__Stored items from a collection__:
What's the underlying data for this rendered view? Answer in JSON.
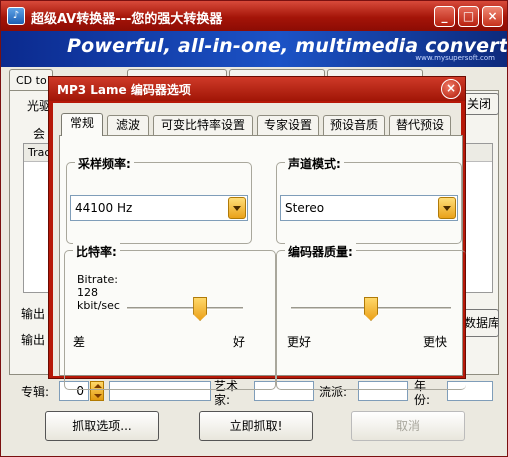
{
  "main": {
    "title": "超级AV转换器---您的强大转换器",
    "minimize_label": "_",
    "maximize_label": "□",
    "close_label": "×",
    "banner_text": "Powerful, all-in-one, multimedia converter!",
    "banner_url": "www.mysupersoft.com",
    "tabs": [
      "CD to"
    ],
    "drive_label": "光驱",
    "close_tray_label": "关闭",
    "group_label": "会",
    "track_header": "Trac",
    "output_dir_label": "输出",
    "output_fmt_label": "输出",
    "db_label": "数据库",
    "album_label": "专辑:",
    "album_value": "0",
    "artist_label": "艺术家:",
    "genre_label": "流派:",
    "year_label": "年份:",
    "rip_options_label": "抓取选项...",
    "rip_now_label": "立即抓取!",
    "cancel_label": "取消"
  },
  "dialog": {
    "title": "MP3 Lame 编码器选项",
    "close_label": "×",
    "tabs": [
      "常规",
      "滤波",
      "可变比特率设置",
      "专家设置",
      "预设音质",
      "替代预设"
    ],
    "active_tab": 0,
    "sample_rate": {
      "title": "采样频率:",
      "value": "44100 Hz"
    },
    "channel_mode": {
      "title": "声道模式:",
      "value": "Stereo"
    },
    "bitrate": {
      "title": "比特率:",
      "caption_line1": "Bitrate:",
      "caption_line2": "128",
      "caption_line3": "kbit/sec",
      "min_label": "差",
      "max_label": "好",
      "position": 0.63
    },
    "quality": {
      "title": "编码器质量:",
      "min_label": "更好",
      "max_label": "更快",
      "position": 0.5
    }
  },
  "colors": {
    "titlebar": "#a41408",
    "banner": "#1c53c6",
    "thumb": "#eba11a"
  }
}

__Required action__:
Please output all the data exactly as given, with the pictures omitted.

__Result below__:
What's the underlying data for this rendered view? Answer in JSON.
{
  "main": {
    "title": "超级AV转换器---您的强大转换器",
    "minimize_label": "_",
    "maximize_label": "□",
    "close_label": "×",
    "banner_text": "Powerful, all-in-one, multimedia converter!",
    "banner_url": "www.mysupersoft.com",
    "tabs": [
      "CD to"
    ],
    "drive_label": "光驱",
    "close_tray_label": "关闭",
    "group_label": "会",
    "track_header": "Trac",
    "output_dir_label": "输出",
    "output_fmt_label": "输出",
    "db_label": "数据库",
    "album_label": "专辑:",
    "album_value": "0",
    "artist_label": "艺术家:",
    "genre_label": "流派:",
    "year_label": "年份:",
    "rip_options_label": "抓取选项...",
    "rip_now_label": "立即抓取!",
    "cancel_label": "取消"
  },
  "dialog": {
    "title": "MP3 Lame 编码器选项",
    "close_label": "×",
    "tabs": [
      "常规",
      "滤波",
      "可变比特率设置",
      "专家设置",
      "预设音质",
      "替代预设"
    ],
    "active_tab": 0,
    "sample_rate": {
      "title": "采样频率:",
      "value": "44100 Hz"
    },
    "channel_mode": {
      "title": "声道模式:",
      "value": "Stereo"
    },
    "bitrate": {
      "title": "比特率:",
      "caption_line1": "Bitrate:",
      "caption_line2": "128",
      "caption_line3": "kbit/sec",
      "min_label": "差",
      "max_label": "好",
      "position": 0.63
    },
    "quality": {
      "title": "编码器质量:",
      "min_label": "更好",
      "max_label": "更快",
      "position": 0.5
    }
  },
  "colors": {
    "titlebar": "#a41408",
    "banner": "#1c53c6",
    "thumb": "#eba11a"
  }
}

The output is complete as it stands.